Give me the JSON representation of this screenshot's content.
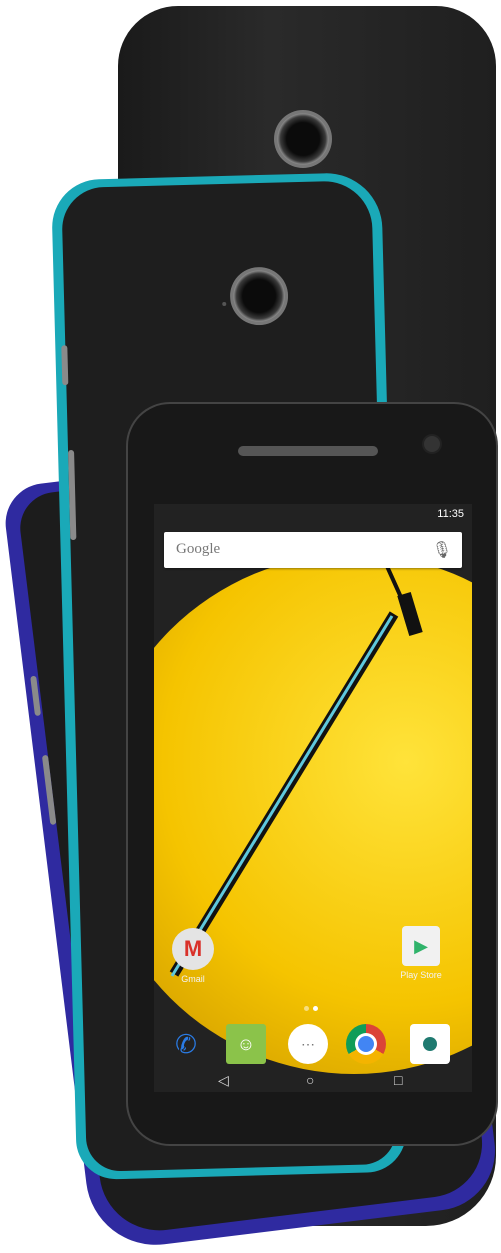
{
  "screen": {
    "status_time": "11:35",
    "search_placeholder": "Google"
  },
  "apps": {
    "gmail_label": "Gmail",
    "play_label": "Play Store"
  },
  "nav": {
    "back": "◁",
    "home": "○",
    "recents": "□"
  },
  "colors": {
    "teal": "#1aa9b8",
    "blue": "#2f2aa0",
    "black": "#181818",
    "wallpaper_yellow": "#ffe33a"
  }
}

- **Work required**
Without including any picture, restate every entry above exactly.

- **Answer to this task**
Give me the JSON representation of this screenshot's content.
{
  "screen": {
    "status_time": "11:35",
    "search_placeholder": "Google"
  },
  "apps": {
    "gmail_label": "Gmail",
    "play_label": "Play Store"
  },
  "nav": {
    "back": "◁",
    "home": "○",
    "recents": "□"
  },
  "colors": {
    "teal": "#1aa9b8",
    "blue": "#2f2aa0",
    "black": "#181818",
    "wallpaper_yellow": "#ffe33a"
  }
}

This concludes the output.